Odd book and strange view of women but maybe that is what John Irving was trying to do.
Yes. The story is a bit long. The book is easy to listen to and keeps your interest. One of the best parts is the beginning describing
Garp's mother's encounter with the ball turret gunner and her resulting
pregnancy with Garp as well as Garp's early life.
John Irving's book,_A Prayer For Owen Meany was a wonderful book because you felt
that it was a true story. The character of Owen is consistently portrayed.
The voice (reader) was excellent as Owen.
Garp's pranks in school.
Garp's concern for his children, mainly Walt and later his feelings about Walt's death..
Garp was one of the first books I read as a young adult so I cannot truly compare the two. I loved reading Garp; I loved listening to Garp.
I would compare the book to The Crimson Petal and the White because the characters and story is incredibly detailed and comes together at the end in a symphony of what had previously seems insignificant. I felt as if I knew the characters and they were entirely three dimensional and had their own faults.
The book is hilariously tragic. It's all the dirty things that we all live but never talk about. Irving describes heart breaking emotion with such eloquence that you FEEL the way that Garp feels. I've reread this book countless times and I always interpret it differently based on my stage of life.
This was my first audiobook - I'm slow writing the review.
The automobile accident that took place in Garp's driveway is utterly unforgettable. As I think back, I realize there are so many memorable moments; Irving has arranged the story like a string of beautifully iridescent pearls, each piece beautiful on its own but amazing in a whole.
Garp, his mother, his wife ... and all the others. Irving writes such wonderfully delineated characters.
Somehow, I missed reading this classic but was glad for the opportunity to listen to it. Loved the story and the rich characters....typical John Irving excellence. Not so impressed with the narrator and the production quality of the recording.....sounded very dated and amateurish. I would love to hear it read by a more contemporary narrator.
Different narrator would have made all the difference in the world for this book.
Garp's children and the supporting characters were far more normal and likeable than Garp, Jenny or Helen. I particularly liked Roberta Muldoon, who had such soul and depth, and Ellen James, who was such a real character - you could imagine this being exactly how a girl/woman would react to the movement that surrounded her trauma.
Perhaps Prichard could stop holding his nose when he reads.

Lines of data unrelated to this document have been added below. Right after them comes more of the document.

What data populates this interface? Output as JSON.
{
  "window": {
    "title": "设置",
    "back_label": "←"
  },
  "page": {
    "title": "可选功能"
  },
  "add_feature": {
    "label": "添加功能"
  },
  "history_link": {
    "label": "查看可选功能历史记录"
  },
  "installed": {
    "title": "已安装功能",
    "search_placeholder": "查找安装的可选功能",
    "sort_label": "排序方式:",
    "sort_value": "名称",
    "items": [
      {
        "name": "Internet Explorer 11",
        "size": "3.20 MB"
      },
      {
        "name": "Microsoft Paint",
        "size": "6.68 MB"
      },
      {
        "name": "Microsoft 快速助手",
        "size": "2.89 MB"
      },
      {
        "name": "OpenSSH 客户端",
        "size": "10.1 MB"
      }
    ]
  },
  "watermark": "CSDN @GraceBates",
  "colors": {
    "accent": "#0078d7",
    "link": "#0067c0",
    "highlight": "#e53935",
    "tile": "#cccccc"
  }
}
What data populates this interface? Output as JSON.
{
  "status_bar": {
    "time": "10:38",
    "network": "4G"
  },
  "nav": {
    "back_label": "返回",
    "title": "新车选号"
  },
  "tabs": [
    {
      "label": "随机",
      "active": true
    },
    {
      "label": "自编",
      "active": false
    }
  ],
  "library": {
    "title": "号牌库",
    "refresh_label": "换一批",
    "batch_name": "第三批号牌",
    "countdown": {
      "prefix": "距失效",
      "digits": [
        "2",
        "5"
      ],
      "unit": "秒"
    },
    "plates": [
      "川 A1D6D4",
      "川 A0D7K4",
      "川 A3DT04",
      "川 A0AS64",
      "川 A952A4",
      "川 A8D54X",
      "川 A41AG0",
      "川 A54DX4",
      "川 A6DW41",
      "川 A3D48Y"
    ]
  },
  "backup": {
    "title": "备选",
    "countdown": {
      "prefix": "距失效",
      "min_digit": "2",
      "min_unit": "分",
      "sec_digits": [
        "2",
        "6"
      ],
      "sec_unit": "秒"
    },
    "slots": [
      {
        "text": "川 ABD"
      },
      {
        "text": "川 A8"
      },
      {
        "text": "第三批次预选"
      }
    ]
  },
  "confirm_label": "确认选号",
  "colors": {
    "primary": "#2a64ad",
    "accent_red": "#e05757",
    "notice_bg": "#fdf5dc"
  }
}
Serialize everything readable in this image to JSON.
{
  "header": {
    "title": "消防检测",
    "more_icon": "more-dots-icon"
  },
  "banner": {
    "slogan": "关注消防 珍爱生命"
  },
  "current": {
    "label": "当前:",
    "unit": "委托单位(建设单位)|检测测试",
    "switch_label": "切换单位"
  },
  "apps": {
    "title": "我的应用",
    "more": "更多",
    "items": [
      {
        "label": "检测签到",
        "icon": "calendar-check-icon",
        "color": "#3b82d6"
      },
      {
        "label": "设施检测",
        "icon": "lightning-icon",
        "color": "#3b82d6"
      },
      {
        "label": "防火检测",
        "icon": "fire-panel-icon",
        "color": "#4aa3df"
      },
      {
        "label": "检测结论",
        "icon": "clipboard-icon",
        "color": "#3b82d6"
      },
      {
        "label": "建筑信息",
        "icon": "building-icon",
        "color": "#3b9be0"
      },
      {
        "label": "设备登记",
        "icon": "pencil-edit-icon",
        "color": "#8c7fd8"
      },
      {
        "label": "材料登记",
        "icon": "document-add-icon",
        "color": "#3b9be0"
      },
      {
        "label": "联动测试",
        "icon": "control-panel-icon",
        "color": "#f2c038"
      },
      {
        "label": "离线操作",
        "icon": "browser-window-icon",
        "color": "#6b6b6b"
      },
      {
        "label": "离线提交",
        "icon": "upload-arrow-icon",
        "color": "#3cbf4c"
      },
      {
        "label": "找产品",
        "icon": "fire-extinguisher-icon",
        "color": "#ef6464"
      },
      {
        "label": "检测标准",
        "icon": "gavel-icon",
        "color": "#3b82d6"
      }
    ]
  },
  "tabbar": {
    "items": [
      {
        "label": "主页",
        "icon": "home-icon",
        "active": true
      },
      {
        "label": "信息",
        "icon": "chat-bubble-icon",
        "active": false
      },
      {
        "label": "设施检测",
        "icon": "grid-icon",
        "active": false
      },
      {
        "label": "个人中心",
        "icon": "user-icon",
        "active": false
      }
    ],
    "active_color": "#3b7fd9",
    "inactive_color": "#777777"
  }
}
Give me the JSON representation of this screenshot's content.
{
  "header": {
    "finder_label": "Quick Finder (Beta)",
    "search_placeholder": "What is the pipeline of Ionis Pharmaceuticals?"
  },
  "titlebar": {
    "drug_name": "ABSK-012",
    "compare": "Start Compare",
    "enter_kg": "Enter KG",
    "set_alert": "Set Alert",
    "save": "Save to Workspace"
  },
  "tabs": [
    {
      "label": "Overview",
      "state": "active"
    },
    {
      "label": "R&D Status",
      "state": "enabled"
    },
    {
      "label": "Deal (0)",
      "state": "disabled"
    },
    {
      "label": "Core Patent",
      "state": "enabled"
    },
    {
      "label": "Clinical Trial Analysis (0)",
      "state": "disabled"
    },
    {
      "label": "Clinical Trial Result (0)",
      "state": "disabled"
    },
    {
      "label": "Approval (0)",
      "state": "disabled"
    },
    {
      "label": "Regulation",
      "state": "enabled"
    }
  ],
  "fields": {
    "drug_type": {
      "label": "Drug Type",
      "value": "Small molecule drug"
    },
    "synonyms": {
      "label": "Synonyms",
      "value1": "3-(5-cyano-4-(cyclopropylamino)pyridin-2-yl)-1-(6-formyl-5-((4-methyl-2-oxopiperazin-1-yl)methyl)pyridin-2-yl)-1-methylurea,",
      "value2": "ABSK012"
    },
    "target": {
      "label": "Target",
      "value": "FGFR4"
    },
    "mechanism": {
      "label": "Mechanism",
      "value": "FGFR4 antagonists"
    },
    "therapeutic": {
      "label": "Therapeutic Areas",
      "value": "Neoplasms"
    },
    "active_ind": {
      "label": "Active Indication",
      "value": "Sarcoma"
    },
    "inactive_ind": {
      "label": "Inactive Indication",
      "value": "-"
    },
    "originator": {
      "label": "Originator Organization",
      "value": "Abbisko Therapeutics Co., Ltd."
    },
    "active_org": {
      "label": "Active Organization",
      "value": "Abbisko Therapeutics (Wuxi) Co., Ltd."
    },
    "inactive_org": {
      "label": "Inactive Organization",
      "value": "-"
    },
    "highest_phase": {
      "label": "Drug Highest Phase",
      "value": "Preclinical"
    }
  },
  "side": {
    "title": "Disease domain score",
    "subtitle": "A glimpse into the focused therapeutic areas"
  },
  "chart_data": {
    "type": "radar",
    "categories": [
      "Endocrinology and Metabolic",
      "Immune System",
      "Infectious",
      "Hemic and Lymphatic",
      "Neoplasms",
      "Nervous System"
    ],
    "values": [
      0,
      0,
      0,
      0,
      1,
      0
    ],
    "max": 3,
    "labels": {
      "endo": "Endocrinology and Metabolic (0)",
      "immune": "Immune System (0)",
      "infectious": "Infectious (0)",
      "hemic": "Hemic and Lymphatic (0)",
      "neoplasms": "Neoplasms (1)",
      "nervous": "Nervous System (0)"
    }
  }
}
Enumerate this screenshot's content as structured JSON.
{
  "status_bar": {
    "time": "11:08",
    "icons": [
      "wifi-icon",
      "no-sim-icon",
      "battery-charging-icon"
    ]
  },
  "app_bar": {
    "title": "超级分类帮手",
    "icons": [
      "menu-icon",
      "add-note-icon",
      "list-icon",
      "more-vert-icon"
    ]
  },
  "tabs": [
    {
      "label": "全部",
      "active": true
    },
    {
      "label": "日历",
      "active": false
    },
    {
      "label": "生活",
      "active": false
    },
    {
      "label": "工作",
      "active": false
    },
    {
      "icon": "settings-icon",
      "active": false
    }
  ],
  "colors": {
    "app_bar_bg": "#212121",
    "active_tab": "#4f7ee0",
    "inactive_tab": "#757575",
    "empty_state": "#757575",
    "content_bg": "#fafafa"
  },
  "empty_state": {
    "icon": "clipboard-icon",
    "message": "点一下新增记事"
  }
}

None - I think that they were so impeccably interlaced together. As you read the book, you wondered why it was necessary to know certain things, only to have it tied back in later on in a way that was horrible and brilliant.